■ Exercise
An exact copy of every entry below is needed.

■ Records shown

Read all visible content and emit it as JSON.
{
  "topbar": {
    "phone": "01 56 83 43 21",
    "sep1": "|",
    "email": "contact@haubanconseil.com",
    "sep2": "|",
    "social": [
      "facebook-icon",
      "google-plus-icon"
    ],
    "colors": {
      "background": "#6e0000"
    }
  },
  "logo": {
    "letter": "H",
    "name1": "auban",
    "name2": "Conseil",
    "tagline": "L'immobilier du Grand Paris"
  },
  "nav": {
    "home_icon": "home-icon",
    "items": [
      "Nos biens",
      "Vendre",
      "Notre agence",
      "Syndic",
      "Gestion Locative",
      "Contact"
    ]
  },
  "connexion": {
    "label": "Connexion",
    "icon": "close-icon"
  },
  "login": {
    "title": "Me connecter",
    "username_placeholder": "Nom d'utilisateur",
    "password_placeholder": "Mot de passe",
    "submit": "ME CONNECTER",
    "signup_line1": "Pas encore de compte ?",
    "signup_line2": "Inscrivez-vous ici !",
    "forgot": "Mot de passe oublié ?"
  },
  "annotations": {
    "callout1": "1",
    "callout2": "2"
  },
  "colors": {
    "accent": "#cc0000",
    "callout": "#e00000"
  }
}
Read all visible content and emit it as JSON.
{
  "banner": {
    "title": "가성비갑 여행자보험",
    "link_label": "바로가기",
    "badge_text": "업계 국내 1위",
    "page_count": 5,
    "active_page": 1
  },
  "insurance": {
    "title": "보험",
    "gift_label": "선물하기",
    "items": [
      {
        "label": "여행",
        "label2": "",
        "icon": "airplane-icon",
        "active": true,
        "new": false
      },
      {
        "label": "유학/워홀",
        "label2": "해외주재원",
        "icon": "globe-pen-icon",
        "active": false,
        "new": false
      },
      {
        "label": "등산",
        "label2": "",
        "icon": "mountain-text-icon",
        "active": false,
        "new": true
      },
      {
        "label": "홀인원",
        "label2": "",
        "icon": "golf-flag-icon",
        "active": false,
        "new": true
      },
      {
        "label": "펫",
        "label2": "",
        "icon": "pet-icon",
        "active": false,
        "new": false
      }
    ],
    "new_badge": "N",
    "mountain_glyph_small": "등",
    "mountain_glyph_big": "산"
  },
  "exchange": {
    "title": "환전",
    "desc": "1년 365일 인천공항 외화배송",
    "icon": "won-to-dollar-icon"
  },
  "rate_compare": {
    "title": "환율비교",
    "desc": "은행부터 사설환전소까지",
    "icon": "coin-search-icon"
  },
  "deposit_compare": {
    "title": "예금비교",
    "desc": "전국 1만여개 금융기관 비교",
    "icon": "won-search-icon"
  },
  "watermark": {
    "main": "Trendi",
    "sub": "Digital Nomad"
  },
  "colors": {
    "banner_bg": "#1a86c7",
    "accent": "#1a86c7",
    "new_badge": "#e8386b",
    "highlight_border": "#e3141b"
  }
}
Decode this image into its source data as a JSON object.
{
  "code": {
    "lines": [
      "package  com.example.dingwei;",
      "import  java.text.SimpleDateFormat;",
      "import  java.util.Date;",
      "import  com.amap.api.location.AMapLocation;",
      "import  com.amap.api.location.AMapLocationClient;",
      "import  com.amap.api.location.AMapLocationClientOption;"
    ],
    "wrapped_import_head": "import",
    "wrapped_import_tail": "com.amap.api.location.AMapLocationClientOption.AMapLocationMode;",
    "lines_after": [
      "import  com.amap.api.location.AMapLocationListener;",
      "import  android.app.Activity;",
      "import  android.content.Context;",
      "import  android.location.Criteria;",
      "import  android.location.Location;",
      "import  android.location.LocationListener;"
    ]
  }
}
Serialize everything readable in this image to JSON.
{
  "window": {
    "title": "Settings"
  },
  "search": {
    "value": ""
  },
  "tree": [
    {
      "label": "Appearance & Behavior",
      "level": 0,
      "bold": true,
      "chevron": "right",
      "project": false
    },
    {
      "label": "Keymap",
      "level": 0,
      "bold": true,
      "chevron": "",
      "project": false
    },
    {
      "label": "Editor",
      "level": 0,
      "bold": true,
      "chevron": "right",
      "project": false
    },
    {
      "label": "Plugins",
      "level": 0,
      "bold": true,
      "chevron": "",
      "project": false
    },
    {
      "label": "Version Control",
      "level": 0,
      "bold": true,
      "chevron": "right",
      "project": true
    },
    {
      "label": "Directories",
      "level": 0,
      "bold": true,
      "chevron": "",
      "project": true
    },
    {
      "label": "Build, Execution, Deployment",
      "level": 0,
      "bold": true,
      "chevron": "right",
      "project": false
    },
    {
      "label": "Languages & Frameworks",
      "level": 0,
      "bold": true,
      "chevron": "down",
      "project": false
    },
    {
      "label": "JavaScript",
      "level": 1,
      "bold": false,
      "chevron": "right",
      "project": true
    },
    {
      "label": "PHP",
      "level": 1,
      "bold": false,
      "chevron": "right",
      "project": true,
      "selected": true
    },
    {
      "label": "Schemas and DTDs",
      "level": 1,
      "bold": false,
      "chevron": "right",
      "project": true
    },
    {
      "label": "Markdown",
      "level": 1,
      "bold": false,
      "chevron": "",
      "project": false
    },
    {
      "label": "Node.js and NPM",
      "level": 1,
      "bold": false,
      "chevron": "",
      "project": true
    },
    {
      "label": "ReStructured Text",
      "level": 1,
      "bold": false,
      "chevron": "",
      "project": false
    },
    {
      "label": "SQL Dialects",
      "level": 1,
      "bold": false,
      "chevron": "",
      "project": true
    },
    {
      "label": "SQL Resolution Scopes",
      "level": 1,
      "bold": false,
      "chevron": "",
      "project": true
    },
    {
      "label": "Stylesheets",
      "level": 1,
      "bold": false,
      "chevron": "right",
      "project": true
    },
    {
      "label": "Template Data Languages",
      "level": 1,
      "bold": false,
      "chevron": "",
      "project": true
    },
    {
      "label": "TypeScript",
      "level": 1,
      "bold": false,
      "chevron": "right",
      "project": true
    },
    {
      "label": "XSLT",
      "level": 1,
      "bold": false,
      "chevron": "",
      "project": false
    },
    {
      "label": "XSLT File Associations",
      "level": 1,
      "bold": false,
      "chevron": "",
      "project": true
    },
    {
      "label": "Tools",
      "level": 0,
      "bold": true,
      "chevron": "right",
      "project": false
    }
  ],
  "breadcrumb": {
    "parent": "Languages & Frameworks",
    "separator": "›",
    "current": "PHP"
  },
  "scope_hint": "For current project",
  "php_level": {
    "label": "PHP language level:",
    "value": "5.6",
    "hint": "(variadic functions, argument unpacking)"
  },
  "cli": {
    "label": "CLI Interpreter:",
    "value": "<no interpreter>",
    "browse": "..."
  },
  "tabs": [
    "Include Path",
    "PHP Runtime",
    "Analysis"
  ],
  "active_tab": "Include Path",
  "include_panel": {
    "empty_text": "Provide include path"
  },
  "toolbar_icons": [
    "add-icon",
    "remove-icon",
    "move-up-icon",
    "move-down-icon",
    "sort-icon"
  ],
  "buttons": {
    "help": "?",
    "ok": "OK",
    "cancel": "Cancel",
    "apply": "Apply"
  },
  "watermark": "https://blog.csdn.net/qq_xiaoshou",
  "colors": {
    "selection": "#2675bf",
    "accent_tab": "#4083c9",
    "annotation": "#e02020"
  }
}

■ Written solution
Read all visible content and emit it as JSON.
{
  "topbar": {
    "phone": "01 56 83 43 21",
    "sep1": "|",
    "email": "contact@haubanconseil.com",
    "sep2": "|",
    "social": [
      "facebook-icon",
      "google-plus-icon"
    ],
    "colors": {
      "background": "#6e0000"
    }
  },
  "logo": {
    "letter": "H",
    "name1": "auban",
    "name2": "Conseil",
    "tagline": "L'immobilier du Grand Paris"
  },
  "nav": {
    "home_icon": "home-icon",
    "items": [
      "Nos biens",
      "Vendre",
      "Notre agence",
      "Syndic",
      "Gestion Locative",
      "Contact"
    ]
  },
  "connexion": {
    "label": "Connexion",
    "icon": "close-icon"
  },
  "login": {
    "title": "Me connecter",
    "username_placeholder": "Nom d'utilisateur",
    "password_placeholder": "Mot de passe",
    "submit": "ME CONNECTER",
    "signup_line1": "Pas encore de compte ?",
    "signup_line2": "Inscrivez-vous ici !",
    "forgot": "Mot de passe oublié ?"
  },
  "annotations": {
    "callout1": "1",
    "callout2": "2"
  },
  "colors": {
    "accent": "#cc0000",
    "callout": "#e00000"
  }
}
Read all visible content and emit it as JSON.
{
  "banner": {
    "title": "가성비갑 여행자보험",
    "link_label": "바로가기",
    "badge_text": "업계 국내 1위",
    "page_count": 5,
    "active_page": 1
  },
  "insurance": {
    "title": "보험",
    "gift_label": "선물하기",
    "items": [
      {
        "label": "여행",
        "label2": "",
        "icon": "airplane-icon",
        "active": true,
        "new": false
      },
      {
        "label": "유학/워홀",
        "label2": "해외주재원",
        "icon": "globe-pen-icon",
        "active": false,
        "new": false
      },
      {
        "label": "등산",
        "label2": "",
        "icon": "mountain-text-icon",
        "active": false,
        "new": true
      },
      {
        "label": "홀인원",
        "label2": "",
        "icon": "golf-flag-icon",
        "active": false,
        "new": true
      },
      {
        "label": "펫",
        "label2": "",
        "icon": "pet-icon",
        "active": false,
        "new": false
      }
    ],
    "new_badge": "N",
    "mountain_glyph_small": "등",
    "mountain_glyph_big": "산"
  },
  "exchange": {
    "title": "환전",
    "desc": "1년 365일 인천공항 외화배송",
    "icon": "won-to-dollar-icon"
  },
  "rate_compare": {
    "title": "환율비교",
    "desc": "은행부터 사설환전소까지",
    "icon": "coin-search-icon"
  },
  "deposit_compare": {
    "title": "예금비교",
    "desc": "전국 1만여개 금융기관 비교",
    "icon": "won-search-icon"
  },
  "watermark": {
    "main": "Trendi",
    "sub": "Digital Nomad"
  },
  "colors": {
    "banner_bg": "#1a86c7",
    "accent": "#1a86c7",
    "new_badge": "#e8386b",
    "highlight_border": "#e3141b"
  }
}
Decode this image into its source data as a JSON object.
{
  "code": {
    "lines": [
      "package  com.example.dingwei;",
      "import  java.text.SimpleDateFormat;",
      "import  java.util.Date;",
      "import  com.amap.api.location.AMapLocation;",
      "import  com.amap.api.location.AMapLocationClient;",
      "import  com.amap.api.location.AMapLocationClientOption;"
    ],
    "wrapped_import_head": "import",
    "wrapped_import_tail": "com.amap.api.location.AMapLocationClientOption.AMapLocationMode;",
    "lines_after": [
      "import  com.amap.api.location.AMapLocationListener;",
      "import  android.app.Activity;",
      "import  android.content.Context;",
      "import  android.location.Criteria;",
      "import  android.location.Location;",
      "import  android.location.LocationListener;"
    ]
  }
}
Serialize everything readable in this image to JSON.
{
  "window": {
    "title": "Settings"
  },
  "search": {
    "value": ""
  },
  "tree": [
    {
      "label": "Appearance & Behavior",
      "level": 0,
      "bold": true,
      "chevron": "right",
      "project": false
    },
    {
      "label": "Keymap",
      "level": 0,
      "bold": true,
      "chevron": "",
      "project": false
    },
    {
      "label": "Editor",
      "level": 0,
      "bold": true,
      "chevron": "right",
      "project": false
    },
    {
      "label": "Plugins",
      "level": 0,
      "bold": true,
      "chevron": "",
      "project": false
    },
    {
      "label": "Version Control",
      "level": 0,
      "bold": true,
      "chevron": "right",
      "project": true
    },
    {
      "label": "Directories",
      "level": 0,
      "bold": true,
      "chevron": "",
      "project": true
    },
    {
      "label": "Build, Execution, Deployment",
      "level": 0,
      "bold": true,
      "chevron": "right",
      "project": false
    },
    {
      "label": "Languages & Frameworks",
      "level": 0,
      "bold": true,
      "chevron": "down",
      "project": false
    },
    {
      "label": "JavaScript",
      "level": 1,
      "bold": false,
      "chevron": "right",
      "project": true
    },
    {
      "label": "PHP",
      "level": 1,
      "bold": false,
      "chevron": "right",
      "project": true,
      "selected": true
    },
    {
      "label": "Schemas and DTDs",
      "level": 1,
      "bold": false,
      "chevron": "right",
      "project": true
    },
    {
      "label": "Markdown",
      "level": 1,
      "bold": false,
      "chevron": "",
      "project": false
    },
    {
      "label": "Node.js and NPM",
      "level": 1,
      "bold": false,
      "chevron": "",
      "project": true
    },
    {
      "label": "ReStructured Text",
      "level": 1,
      "bold": false,
      "chevron": "",
      "project": false
    },
    {
      "label": "SQL Dialects",
      "level": 1,
      "bold": false,
      "chevron": "",
      "project": true
    },
    {
      "label": "SQL Resolution Scopes",
      "level": 1,
      "bold": false,
      "chevron": "",
      "project": true
    },
    {
      "label": "Stylesheets",
      "level": 1,
      "bold": false,
      "chevron": "right",
      "project": true
    },
    {
      "label": "Template Data Languages",
      "level": 1,
      "bold": false,
      "chevron": "",
      "project": true
    },
    {
      "label": "TypeScript",
      "level": 1,
      "bold": false,
      "chevron": "right",
      "project": true
    },
    {
      "label": "XSLT",
      "level": 1,
      "bold": false,
      "chevron": "",
      "project": false
    },
    {
      "label": "XSLT File Associations",
      "level": 1,
      "bold": false,
      "chevron": "",
      "project": true
    },
    {
      "label": "Tools",
      "level": 0,
      "bold": true,
      "chevron": "right",
      "project": false
    }
  ],
  "breadcrumb": {
    "parent": "Languages & Frameworks",
    "separator": "›",
    "current": "PHP"
  },
  "scope_hint": "For current project",
  "php_level": {
    "label": "PHP language level:",
    "value": "5.6",
    "hint": "(variadic functions, argument unpacking)"
  },
  "cli": {
    "label": "CLI Interpreter:",
    "value": "<no interpreter>",
    "browse": "..."
  },
  "tabs": [
    "Include Path",
    "PHP Runtime",
    "Analysis"
  ],
  "active_tab": "Include Path",
  "include_panel": {
    "empty_text": "Provide include path"
  },
  "toolbar_icons": [
    "add-icon",
    "remove-icon",
    "move-up-icon",
    "move-down-icon",
    "sort-icon"
  ],
  "buttons": {
    "help": "?",
    "ok": "OK",
    "cancel": "Cancel",
    "apply": "Apply"
  },
  "watermark": "https://blog.csdn.net/qq_xiaoshou",
  "colors": {
    "selection": "#2675bf",
    "accent_tab": "#4083c9",
    "annotation": "#e02020"
  }
}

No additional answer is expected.